In fact, Indigenous people are more likely to die in a fire than non-Indigenous people, according to a recent Statistics Canada report commissioned by the National Indigenous Fire Safety Council (NIFC).

Inuit are 17 times more likely to die in a fire, and First Nations people living on reserve are 10 times more likely to die in a fire, said the report.

For Métis, the average is two times more likely to die in a fire.

NIFC says installing a smoke detector is a way to reduce the risk.

There is no national fire code protection on reserves that mandates safety standards or enforcement. As it stands now, it’s up to the chief and council to mandate standards for enforcement.

Every other jurisdiction in Canada has established building and fire codes, including airports and military bases, the report said listing reasons why more fire deaths occur among Indigenous peoples.
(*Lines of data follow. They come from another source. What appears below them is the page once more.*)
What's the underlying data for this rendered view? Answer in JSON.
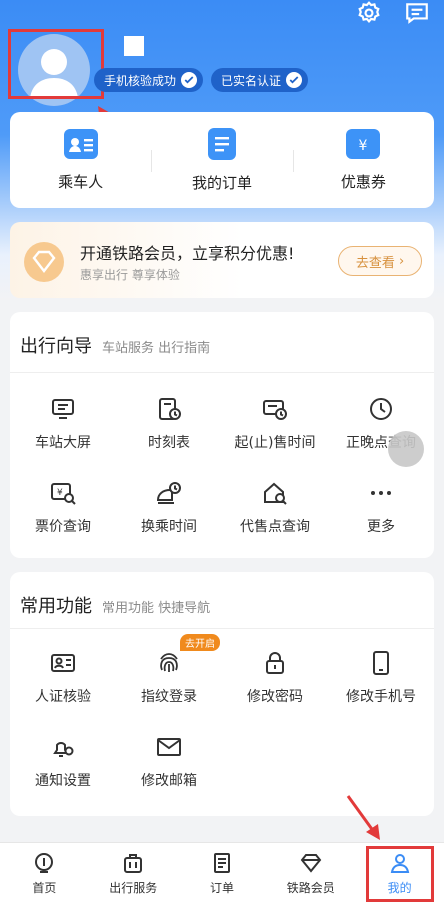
{
  "header": {
    "badges": [
      "手机核验成功",
      "已实名认证"
    ]
  },
  "quick_links": [
    {
      "label": "乘车人",
      "icon": "passenger-card-icon"
    },
    {
      "label": "我的订单",
      "icon": "order-list-icon"
    },
    {
      "label": "优惠券",
      "icon": "coupon-icon"
    }
  ],
  "vip": {
    "title": "开通铁路会员，立享积分优惠!",
    "subtitle": "惠享出行 尊享体验",
    "button": "去查看"
  },
  "travel_guide": {
    "title": "出行向导",
    "subtitle": "车站服务 出行指南",
    "items": [
      "车站大屏",
      "时刻表",
      "起(止)售时间",
      "正晚点查询",
      "票价查询",
      "换乘时间",
      "代售点查询",
      "更多"
    ]
  },
  "common": {
    "title": "常用功能",
    "subtitle": "常用功能 快捷导航",
    "items": [
      "人证核验",
      "指纹登录",
      "修改密码",
      "修改手机号",
      "通知设置",
      "修改邮箱"
    ],
    "tag": "去开启"
  },
  "tabs": [
    "首页",
    "出行服务",
    "订单",
    "铁路会员",
    "我的"
  ],
  "active_tab": "我的",
  "colors": {
    "accent": "#3b8cf5",
    "highlight_box": "#e23a3a",
    "vip_orange": "#d7913e"
  }
}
It cited poverty, inadequate housing and the lack of smoke alarms. It also blamed a shortage of fire departments and adequate water pressure.

With files from Kathleen Martens and Danielle Paradis